Chipotle Sued for False and Misleading GMO Claims

Chipotle’s announcement it was switching to a “GMO-free” menu earned the Mexican food chain a spate of negative press coverage. News outlets from the Washington Post to NPR pointed out that the move was a “gimmick”—since there’s no scientific evidence genetically modified foods are less safe or nutritious, there’s no health reason for the switch. Now, Chipotle is facing a lawsuit from a California woman who accuses the chain of misleading consumers with its GMO-free advertising.

In making the switch, Chipotle disclosed on its website that since most animal feed contains GMOs, it’s meat offerings will still mostly come from animals fed GMOs. The chain also serves sodas made with GMO ingredients. But you wouldn’t know the chain still serves GMOs from its large “G-M-Over it,” signs at all its restaurants. The lawsuit contends that since most customers are unlikely to see the disclaimers, Chipotle’s advertising is false and misleading.

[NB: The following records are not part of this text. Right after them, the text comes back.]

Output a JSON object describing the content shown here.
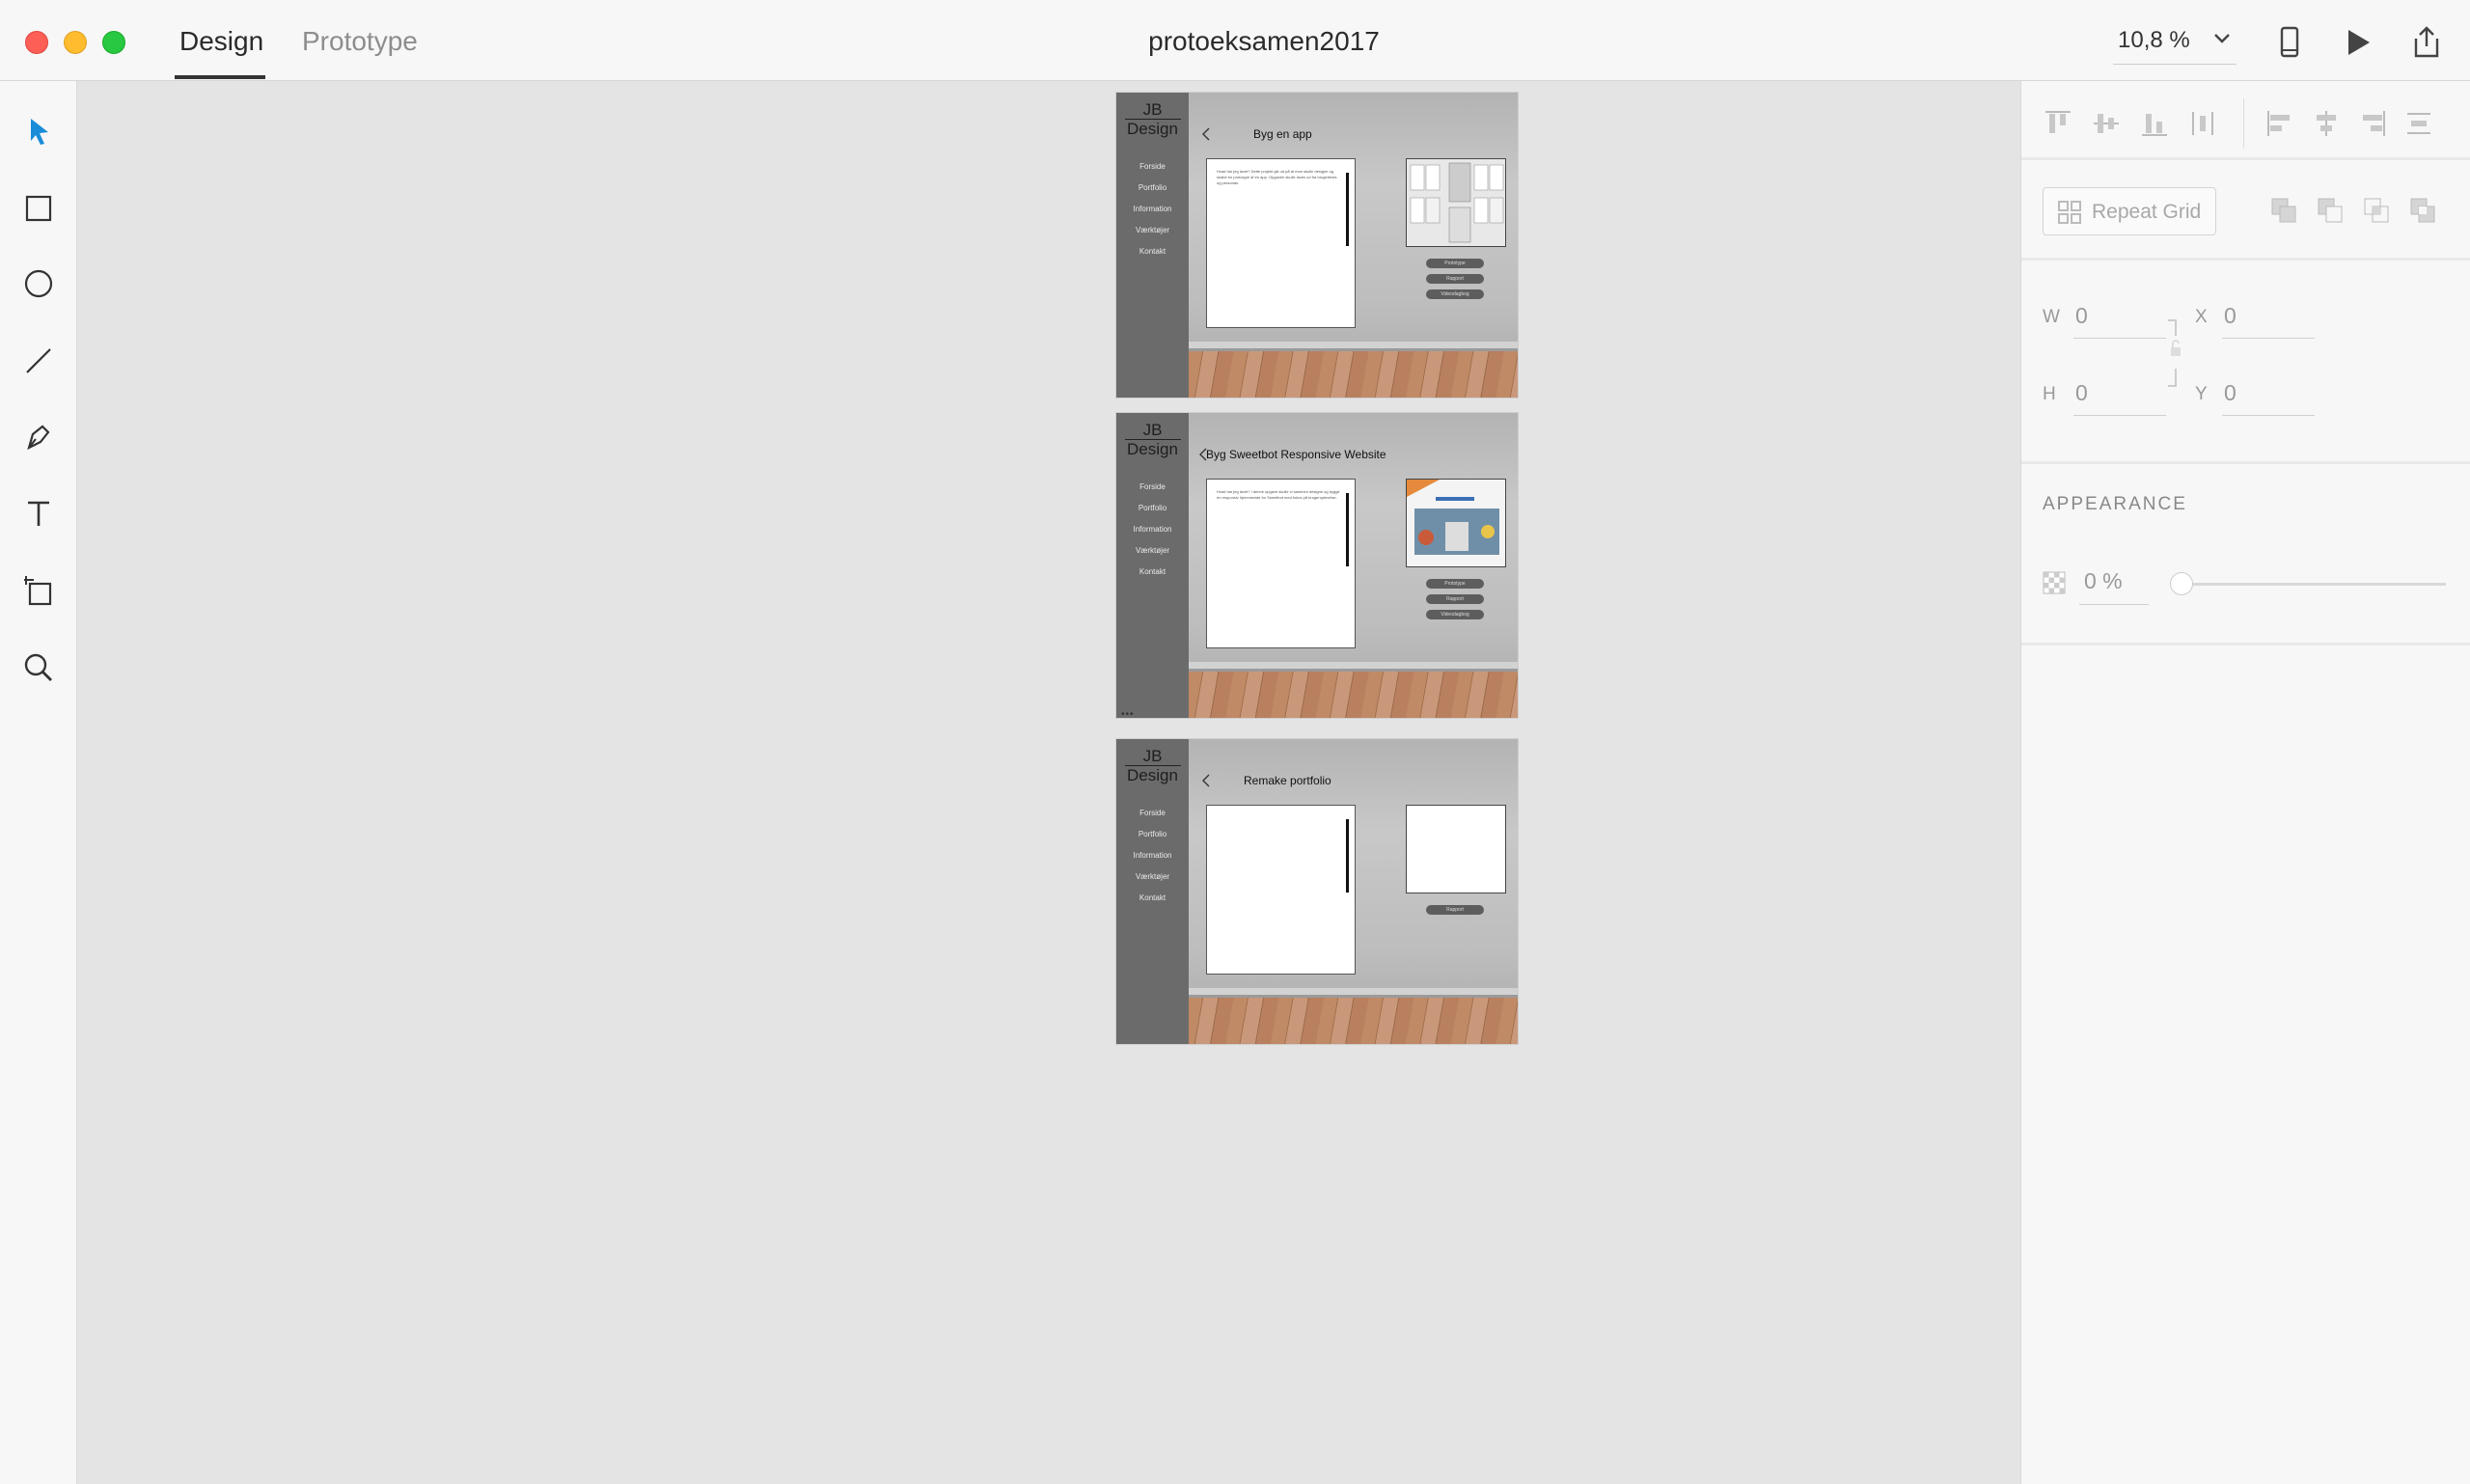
{
  "window": {
    "tabs": {
      "design": "Design",
      "prototype": "Prototype"
    },
    "document_title": "protoeksamen2017",
    "zoom_level": "10,8 %"
  },
  "toolbar": {
    "tools": [
      "select-tool",
      "rectangle-tool",
      "ellipse-tool",
      "line-tool",
      "pen-tool",
      "text-tool",
      "artboard-tool",
      "zoom-tool"
    ]
  },
  "artboards": [
    {
      "logo_top": "JB",
      "logo_bottom": "Design",
      "nav": [
        "Forside",
        "Portfolio",
        "Information",
        "Værktøjer",
        "Kontakt"
      ],
      "title": "Byg en app",
      "doc_text": "Hvad har jeg lavet? Dette projekt gik ud på at man skulle designe og skabe en prototype af en app. Opgaven skulle laves ud fra brugertests og personas.",
      "buttons": [
        "Prototype",
        "Rapport",
        "Videodagbog"
      ],
      "thumb": "app-screens"
    },
    {
      "logo_top": "JB",
      "logo_bottom": "Design",
      "nav": [
        "Forside",
        "Portfolio",
        "Information",
        "Værktøjer",
        "Kontakt"
      ],
      "title": "Byg Sweetbot Responsive Website",
      "doc_text": "Hvad har jeg lavet? I denne opgave skulle vi sammen designe og bygge en responsiv hjemmeside for Sweetbot med fokus på brugeroplevelse.",
      "buttons": [
        "Prototype",
        "Rapport",
        "Videodagbog"
      ],
      "thumb": "website"
    },
    {
      "logo_top": "JB",
      "logo_bottom": "Design",
      "nav": [
        "Forside",
        "Portfolio",
        "Information",
        "Værktøjer",
        "Kontakt"
      ],
      "title": "Remake portfolio",
      "doc_text": "",
      "buttons": [
        "Rapport"
      ],
      "thumb": "blank"
    }
  ],
  "inspector": {
    "repeat_grid": "Repeat Grid",
    "w_label": "W",
    "w_value": "0",
    "h_label": "H",
    "h_value": "0",
    "x_label": "X",
    "x_value": "0",
    "y_label": "Y",
    "y_value": "0",
    "appearance": "APPEARANCE",
    "opacity": "0 %"
  },
  "colors": {
    "accent": "#1a8cd8",
    "traffic_red": "#fd5f57",
    "traffic_yellow": "#febc2e",
    "traffic_green": "#28c840"
  }
}
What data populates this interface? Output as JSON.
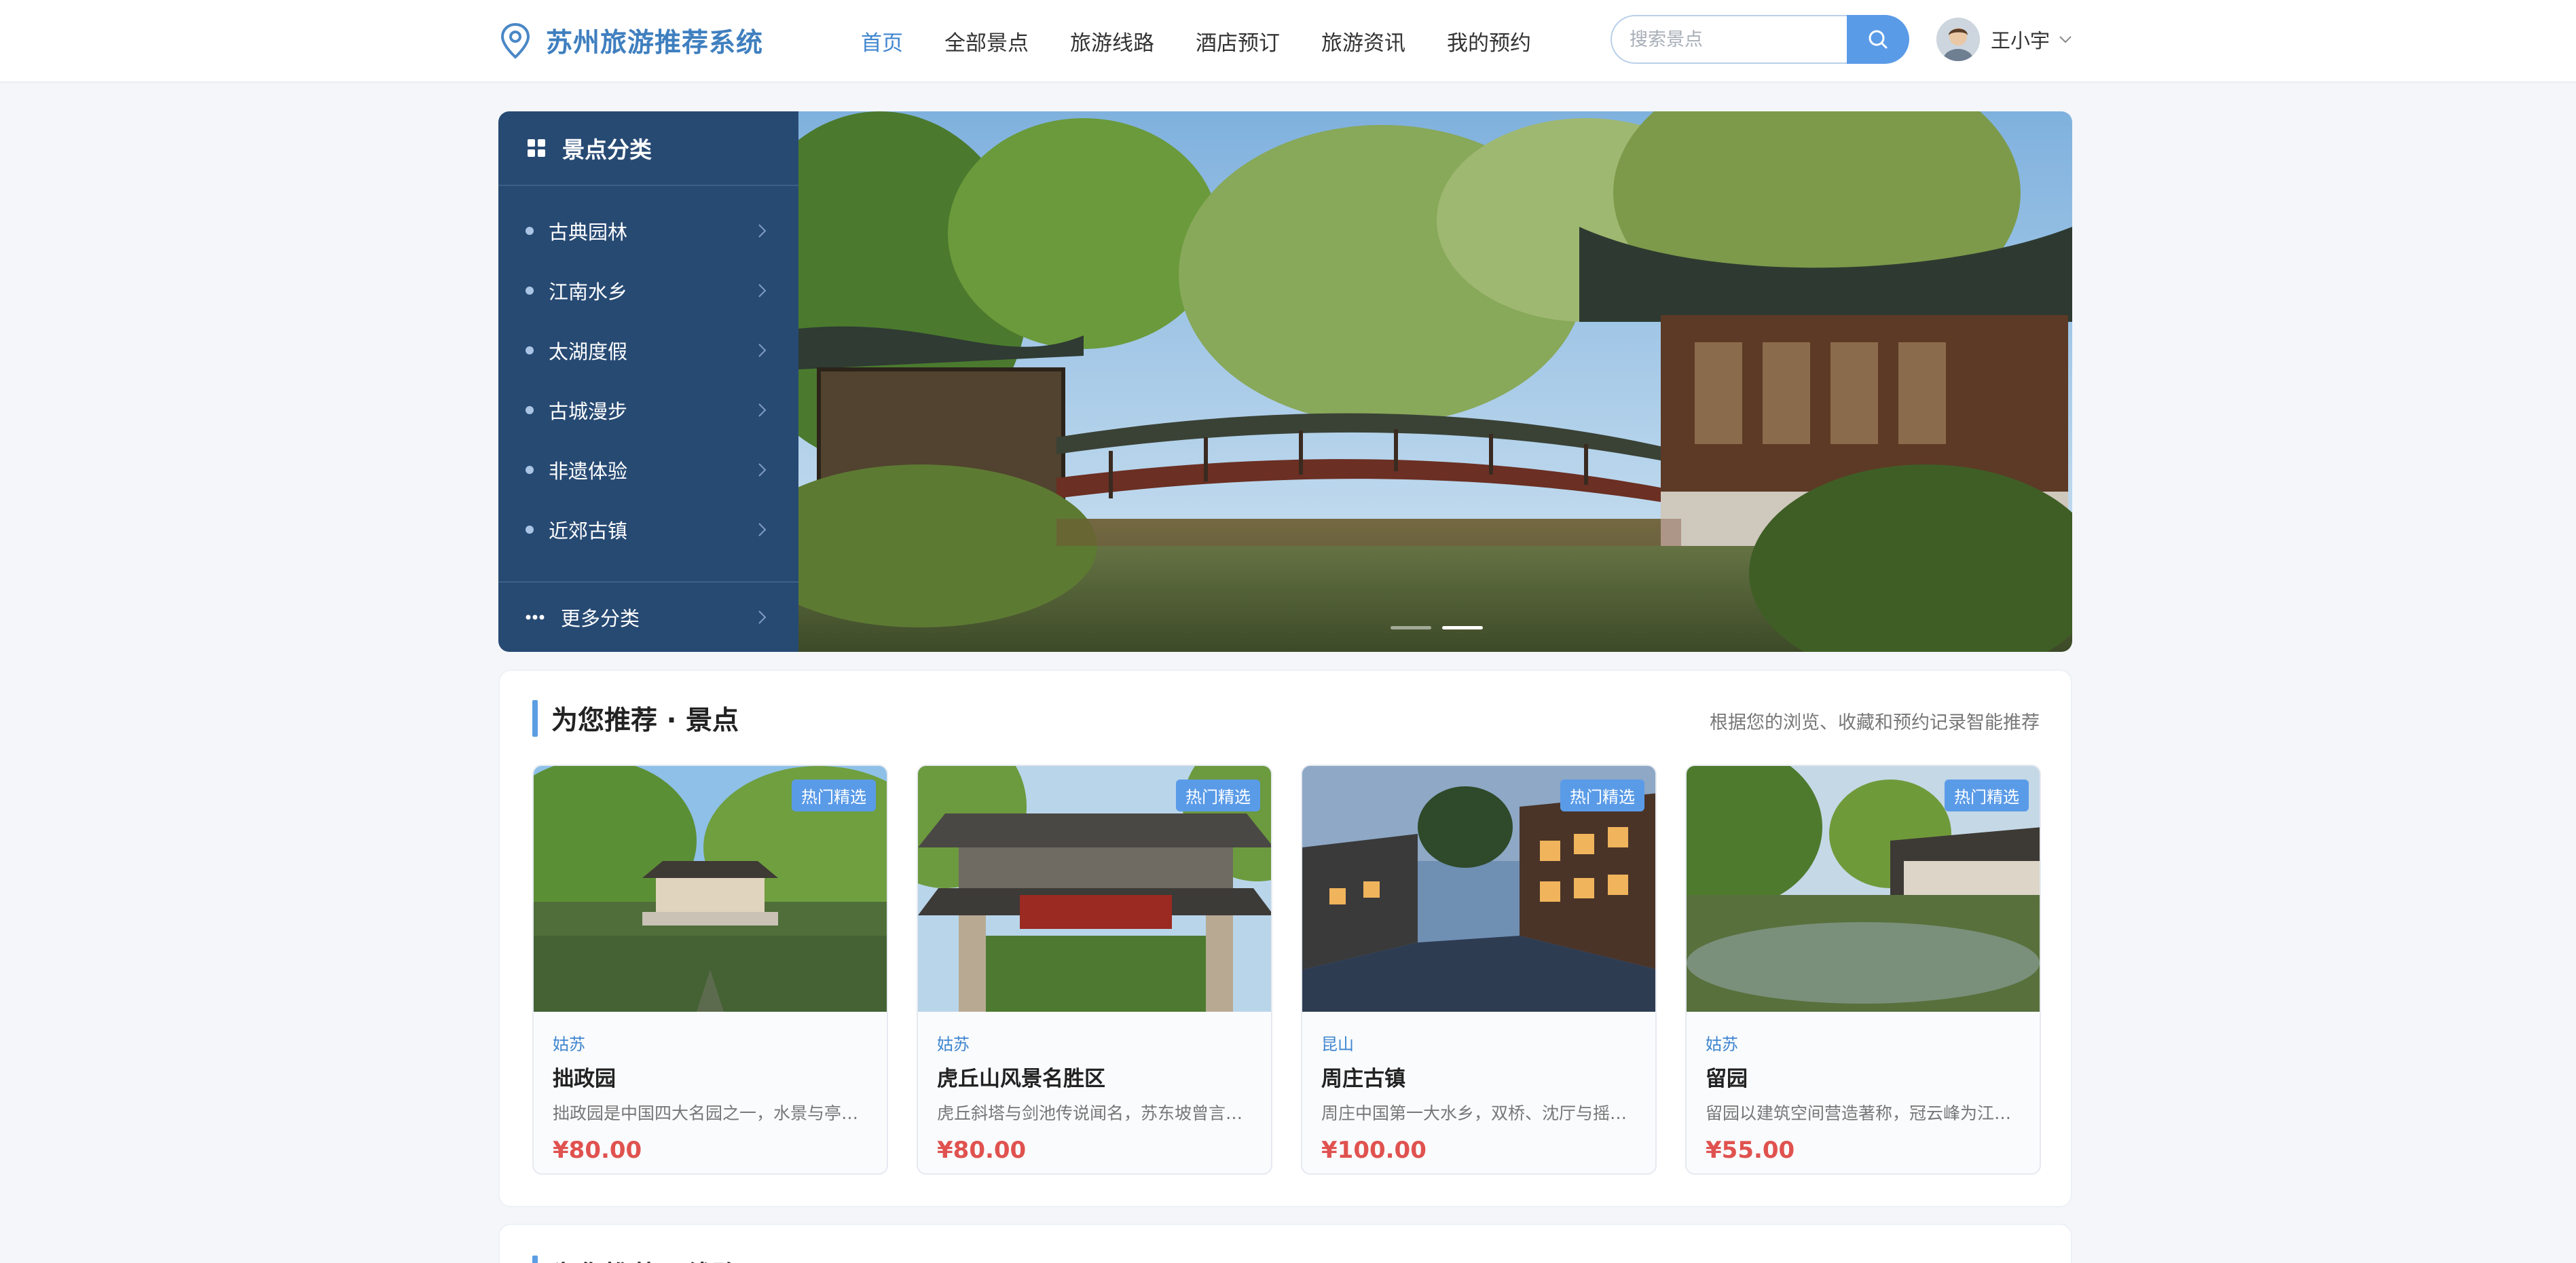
{
  "app": {
    "title": "苏州旅游推荐系统",
    "accent": "#3f7fbf",
    "brand_icon": "location-pin-icon"
  },
  "nav": {
    "items": [
      {
        "label": "首页",
        "active": true
      },
      {
        "label": "全部景点",
        "active": false
      },
      {
        "label": "旅游线路",
        "active": false
      },
      {
        "label": "酒店预订",
        "active": false
      },
      {
        "label": "旅游资讯",
        "active": false
      },
      {
        "label": "我的预约",
        "active": false
      }
    ]
  },
  "search": {
    "placeholder": "搜索景点",
    "value": "",
    "icon": "search-icon"
  },
  "user": {
    "name": "王小宇",
    "icon": "chevron-down-icon"
  },
  "categories": {
    "title": "景点分类",
    "icon": "grid-icon",
    "items": [
      {
        "label": "古典园林"
      },
      {
        "label": "江南水乡"
      },
      {
        "label": "太湖度假"
      },
      {
        "label": "古城漫步"
      },
      {
        "label": "非遗体验"
      },
      {
        "label": "近郊古镇"
      }
    ],
    "more_label": "更多分类",
    "more_icon": "more-dots-icon"
  },
  "carousel": {
    "slide_count": 2,
    "active_index": 1
  },
  "recommend": {
    "title": "为您推荐 · 景点",
    "hint": "根据您的浏览、收藏和预约记录智能推荐",
    "cards": [
      {
        "badge": "热门精选",
        "region": "姑苏",
        "name": "拙政园",
        "desc": "拙政园是中国四大名园之一，水景与亭台楼阁相映成趣",
        "price": "¥80.00"
      },
      {
        "badge": "热门精选",
        "region": "姑苏",
        "name": "虎丘山风景名胜区",
        "desc": "虎丘斜塔与剑池传说闻名，苏东坡曾言到苏州不游虎丘",
        "price": "¥80.00"
      },
      {
        "badge": "热门精选",
        "region": "昆山",
        "name": "周庄古镇",
        "desc": "周庄中国第一大水乡，双桥、沈厅与摇橹船夜景迷人",
        "price": "¥100.00"
      },
      {
        "badge": "热门精选",
        "region": "姑苏",
        "name": "留园",
        "desc": "留园以建筑空间营造著称，冠云峰为江南园林名石",
        "price": "¥55.00"
      }
    ]
  },
  "recommend2": {
    "title": "为您推荐 · 线路"
  },
  "colors": {
    "nav_active": "#3f86cf",
    "category_panel": "#274a73",
    "price": "#e0524f",
    "badge": "#5a9be8"
  }
}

Chipotle is far from the only company to mislead consumers with its GMO-free labeling. As the Wall Street Journal points out, a number of food companies are putting GMO-free on products that would never actually contain GMOs in the first place. Even brands of salt—a mineral impossible to genetically modify—are labeled “GMO-free.”  The article states:

While the U.S. government and most major science groups say evidence shows that GMOs are safe, consumer concern has grown so strong that some vendors of products such as blueberries and lettuce are paying for non-GMO labeling even though their products aren’t among the small number of crops that are genetically modified in the U.S.

Labeling foods as “GMO-free,” especially foods that have no genetically modified counterparts, adds to the misleading narrative that GMOs aren’t safe or as healthy. To read more about the marketing gimmicks behind GMO labeling, read my recent op-ed in the Charleston Gazette Mail here.